Brazil have started their defence of the FIFA Futsal World Cup title with a 4-1 win over Japan at the Korat Chatchai Hall in Nakhon Ratchasima. The result leaves the reigning champions perched alongside Portugal at the top of Group C, although the Europeans currently hold a narrow advantage on goal difference.
The Brazilians were good value for their win, secured by goals from Wilde (2), Neto and Vinicius, but they were made to work hard by a Japan side that has improved markedly since losing 12-1 in this same fixture four years ago. There never appeared any prospect of a similar scoreline this time around, and it took until the 14th minute – thanks to some stout defending and defiant goalkeeping from Hisamitsu Kawahara – for the Asians’ rearguard to be breached.
Even then, the goal had a touch of good fortune to it, with Wilde’s low right-foot shot taking a deflection off Kaoru Morioka that diverted it into the net. Injury was restricting the Brazilians’ star man, Falcao, to only fleeting appearances on the field, so it was left to others to share the goalscoring burden – and Neto was the next to step up.
Less than a minute of the second half had been played, in fact, when the defender snatched on some slack passing in the Japanese defence and rifled a right foot shot into the bottom right-hand corner. Brazil were growing in confidence by this stage, and within two minutes they were three up after the grounded Ari somehow managed to square the ball for Wilde to score his second of the match.
Vinicius made it 4-0 two minutes later, squeezing the ball home from a seemingly impossible angle, although Japan at least had the consolation of scoring the game’s best goal – a brilliant left-foot shot from Kotaro Inaba that flashed into the net off the inside of the post.

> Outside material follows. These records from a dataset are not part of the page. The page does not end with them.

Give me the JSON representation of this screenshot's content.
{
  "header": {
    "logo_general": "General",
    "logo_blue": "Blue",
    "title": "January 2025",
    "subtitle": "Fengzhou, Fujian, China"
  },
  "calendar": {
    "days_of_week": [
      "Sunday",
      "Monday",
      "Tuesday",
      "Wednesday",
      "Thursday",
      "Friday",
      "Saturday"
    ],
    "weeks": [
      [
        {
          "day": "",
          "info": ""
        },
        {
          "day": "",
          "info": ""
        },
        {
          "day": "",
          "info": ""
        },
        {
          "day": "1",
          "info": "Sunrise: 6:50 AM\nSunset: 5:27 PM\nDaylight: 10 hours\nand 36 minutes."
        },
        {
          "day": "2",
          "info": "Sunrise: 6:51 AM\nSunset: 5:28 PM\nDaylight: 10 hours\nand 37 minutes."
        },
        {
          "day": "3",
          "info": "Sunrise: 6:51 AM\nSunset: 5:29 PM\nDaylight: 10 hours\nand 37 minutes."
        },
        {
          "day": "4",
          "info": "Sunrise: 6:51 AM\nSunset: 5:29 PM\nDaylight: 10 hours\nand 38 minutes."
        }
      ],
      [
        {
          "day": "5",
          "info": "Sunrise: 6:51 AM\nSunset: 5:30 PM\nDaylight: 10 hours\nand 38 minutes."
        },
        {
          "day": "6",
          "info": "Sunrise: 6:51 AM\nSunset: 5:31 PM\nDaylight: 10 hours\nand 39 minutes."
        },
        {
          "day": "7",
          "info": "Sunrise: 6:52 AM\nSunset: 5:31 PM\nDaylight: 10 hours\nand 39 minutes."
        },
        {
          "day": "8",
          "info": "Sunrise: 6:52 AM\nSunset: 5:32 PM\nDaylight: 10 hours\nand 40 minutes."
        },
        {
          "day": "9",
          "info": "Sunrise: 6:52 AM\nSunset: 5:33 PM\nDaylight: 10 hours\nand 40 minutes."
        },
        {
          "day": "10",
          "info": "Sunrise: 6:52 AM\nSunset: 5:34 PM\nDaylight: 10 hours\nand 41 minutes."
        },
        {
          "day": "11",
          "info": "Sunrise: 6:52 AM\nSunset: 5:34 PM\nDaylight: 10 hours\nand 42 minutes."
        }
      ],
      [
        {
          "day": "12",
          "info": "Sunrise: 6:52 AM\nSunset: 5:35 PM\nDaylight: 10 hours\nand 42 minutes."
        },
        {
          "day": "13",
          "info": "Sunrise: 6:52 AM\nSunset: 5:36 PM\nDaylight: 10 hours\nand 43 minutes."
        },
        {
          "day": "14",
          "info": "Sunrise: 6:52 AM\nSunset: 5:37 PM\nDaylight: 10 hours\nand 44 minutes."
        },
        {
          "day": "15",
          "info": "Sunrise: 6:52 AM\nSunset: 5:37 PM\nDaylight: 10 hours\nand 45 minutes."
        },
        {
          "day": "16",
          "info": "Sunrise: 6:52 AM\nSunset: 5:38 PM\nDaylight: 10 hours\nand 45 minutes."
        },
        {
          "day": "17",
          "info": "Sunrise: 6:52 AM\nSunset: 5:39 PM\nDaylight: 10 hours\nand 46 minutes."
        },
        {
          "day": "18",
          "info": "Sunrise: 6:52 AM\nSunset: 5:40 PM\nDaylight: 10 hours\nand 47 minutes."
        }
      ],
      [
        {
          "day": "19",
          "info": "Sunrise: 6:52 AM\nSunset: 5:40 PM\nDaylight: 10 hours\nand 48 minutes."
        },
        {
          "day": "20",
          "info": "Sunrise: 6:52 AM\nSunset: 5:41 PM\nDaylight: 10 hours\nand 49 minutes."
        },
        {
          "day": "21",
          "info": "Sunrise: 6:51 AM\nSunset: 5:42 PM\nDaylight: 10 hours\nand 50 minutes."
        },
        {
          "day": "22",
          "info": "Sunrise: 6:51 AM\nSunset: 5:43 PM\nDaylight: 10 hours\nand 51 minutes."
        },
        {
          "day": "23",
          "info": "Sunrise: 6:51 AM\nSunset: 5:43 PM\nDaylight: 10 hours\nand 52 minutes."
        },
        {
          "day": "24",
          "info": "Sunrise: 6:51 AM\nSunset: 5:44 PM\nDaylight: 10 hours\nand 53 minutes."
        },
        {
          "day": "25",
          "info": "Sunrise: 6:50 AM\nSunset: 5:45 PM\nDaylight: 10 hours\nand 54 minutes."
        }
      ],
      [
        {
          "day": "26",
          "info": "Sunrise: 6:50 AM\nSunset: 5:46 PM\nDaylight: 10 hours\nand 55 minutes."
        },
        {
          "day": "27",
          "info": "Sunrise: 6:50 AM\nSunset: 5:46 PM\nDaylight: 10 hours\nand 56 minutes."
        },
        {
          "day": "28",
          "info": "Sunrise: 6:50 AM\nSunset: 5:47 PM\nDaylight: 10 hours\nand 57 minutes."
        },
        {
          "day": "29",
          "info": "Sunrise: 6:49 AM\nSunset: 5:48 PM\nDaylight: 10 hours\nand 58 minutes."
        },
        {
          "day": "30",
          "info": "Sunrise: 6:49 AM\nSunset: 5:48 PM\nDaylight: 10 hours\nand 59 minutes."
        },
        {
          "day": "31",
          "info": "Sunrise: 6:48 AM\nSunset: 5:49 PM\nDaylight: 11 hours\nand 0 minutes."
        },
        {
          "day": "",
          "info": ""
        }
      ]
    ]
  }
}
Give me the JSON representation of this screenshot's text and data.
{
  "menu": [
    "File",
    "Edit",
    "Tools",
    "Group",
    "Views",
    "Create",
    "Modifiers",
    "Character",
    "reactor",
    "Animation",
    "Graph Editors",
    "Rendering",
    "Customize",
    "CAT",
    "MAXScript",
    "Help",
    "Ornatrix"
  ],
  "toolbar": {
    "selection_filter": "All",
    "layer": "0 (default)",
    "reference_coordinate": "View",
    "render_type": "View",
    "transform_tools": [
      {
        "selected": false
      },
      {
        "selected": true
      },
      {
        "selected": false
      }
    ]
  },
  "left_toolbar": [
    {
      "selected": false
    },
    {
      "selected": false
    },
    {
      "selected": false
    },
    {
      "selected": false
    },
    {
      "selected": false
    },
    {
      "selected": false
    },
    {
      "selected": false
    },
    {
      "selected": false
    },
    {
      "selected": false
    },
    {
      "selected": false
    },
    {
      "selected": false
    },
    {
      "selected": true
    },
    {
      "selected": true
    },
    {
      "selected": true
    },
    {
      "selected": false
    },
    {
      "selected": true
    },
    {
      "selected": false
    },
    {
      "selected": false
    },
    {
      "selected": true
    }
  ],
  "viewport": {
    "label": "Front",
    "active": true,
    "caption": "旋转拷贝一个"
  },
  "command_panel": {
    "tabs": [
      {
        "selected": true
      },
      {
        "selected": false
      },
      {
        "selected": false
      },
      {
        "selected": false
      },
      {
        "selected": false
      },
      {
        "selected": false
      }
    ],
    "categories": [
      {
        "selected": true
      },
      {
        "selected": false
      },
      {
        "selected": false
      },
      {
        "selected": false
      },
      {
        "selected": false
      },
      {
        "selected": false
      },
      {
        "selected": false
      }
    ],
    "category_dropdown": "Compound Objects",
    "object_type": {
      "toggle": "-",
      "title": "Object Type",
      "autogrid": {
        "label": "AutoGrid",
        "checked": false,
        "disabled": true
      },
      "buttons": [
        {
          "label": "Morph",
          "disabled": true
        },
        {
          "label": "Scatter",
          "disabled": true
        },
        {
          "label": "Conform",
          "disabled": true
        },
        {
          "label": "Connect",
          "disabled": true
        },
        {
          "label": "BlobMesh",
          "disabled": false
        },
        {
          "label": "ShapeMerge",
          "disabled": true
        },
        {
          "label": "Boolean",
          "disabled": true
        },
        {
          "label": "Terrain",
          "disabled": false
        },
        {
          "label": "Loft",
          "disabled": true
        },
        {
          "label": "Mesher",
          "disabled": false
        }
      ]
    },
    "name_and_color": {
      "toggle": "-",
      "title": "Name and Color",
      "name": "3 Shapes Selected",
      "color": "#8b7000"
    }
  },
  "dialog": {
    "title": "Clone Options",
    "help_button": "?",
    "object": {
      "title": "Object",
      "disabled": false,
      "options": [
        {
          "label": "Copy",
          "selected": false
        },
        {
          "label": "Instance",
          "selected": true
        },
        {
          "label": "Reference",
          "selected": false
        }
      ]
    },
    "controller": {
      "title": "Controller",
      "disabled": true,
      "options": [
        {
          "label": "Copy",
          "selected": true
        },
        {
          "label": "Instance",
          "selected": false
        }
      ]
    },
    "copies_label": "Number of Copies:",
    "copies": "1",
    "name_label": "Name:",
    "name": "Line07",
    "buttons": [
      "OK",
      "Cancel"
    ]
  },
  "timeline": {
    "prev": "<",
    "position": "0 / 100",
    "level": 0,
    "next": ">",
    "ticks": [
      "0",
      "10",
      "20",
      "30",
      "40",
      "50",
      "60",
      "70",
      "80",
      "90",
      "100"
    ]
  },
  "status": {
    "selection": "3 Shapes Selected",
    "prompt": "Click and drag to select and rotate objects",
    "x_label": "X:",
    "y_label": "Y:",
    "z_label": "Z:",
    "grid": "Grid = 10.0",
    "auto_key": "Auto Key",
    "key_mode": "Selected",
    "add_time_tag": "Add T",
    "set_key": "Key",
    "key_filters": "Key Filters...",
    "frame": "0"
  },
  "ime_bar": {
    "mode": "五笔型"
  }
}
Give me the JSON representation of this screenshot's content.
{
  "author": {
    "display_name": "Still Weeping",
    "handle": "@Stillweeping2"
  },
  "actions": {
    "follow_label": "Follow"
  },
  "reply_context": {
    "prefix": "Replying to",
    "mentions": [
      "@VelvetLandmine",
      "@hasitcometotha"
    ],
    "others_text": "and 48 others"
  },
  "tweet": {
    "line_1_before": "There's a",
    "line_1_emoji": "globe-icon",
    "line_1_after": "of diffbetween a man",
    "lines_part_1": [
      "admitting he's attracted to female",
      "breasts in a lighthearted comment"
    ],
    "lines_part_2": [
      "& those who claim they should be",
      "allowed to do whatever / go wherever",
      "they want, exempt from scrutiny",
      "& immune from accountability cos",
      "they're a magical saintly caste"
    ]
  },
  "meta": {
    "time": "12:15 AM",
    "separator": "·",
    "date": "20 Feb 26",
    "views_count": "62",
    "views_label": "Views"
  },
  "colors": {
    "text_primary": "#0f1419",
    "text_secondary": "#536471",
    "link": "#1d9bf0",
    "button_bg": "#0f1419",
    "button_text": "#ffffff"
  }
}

“I personally enjoyed the performance today. We did very well in defence and at the same time in attack. The result might give the impression that it was an easy game but actually it wasn’t as Japan made it very hard for us,” Brazil coach Marcos Sorato.
“Today we lost concentration for two or three minutes and you obviously can’t do that against a team like Brazil. Last week we played 40 concentrated minutes against Brazil in a friendly (drawing 3-3), while today we only played well for 37 minutes - and the three minutes gave Brazil the edge,” Japan coach Miguel Rodrigo.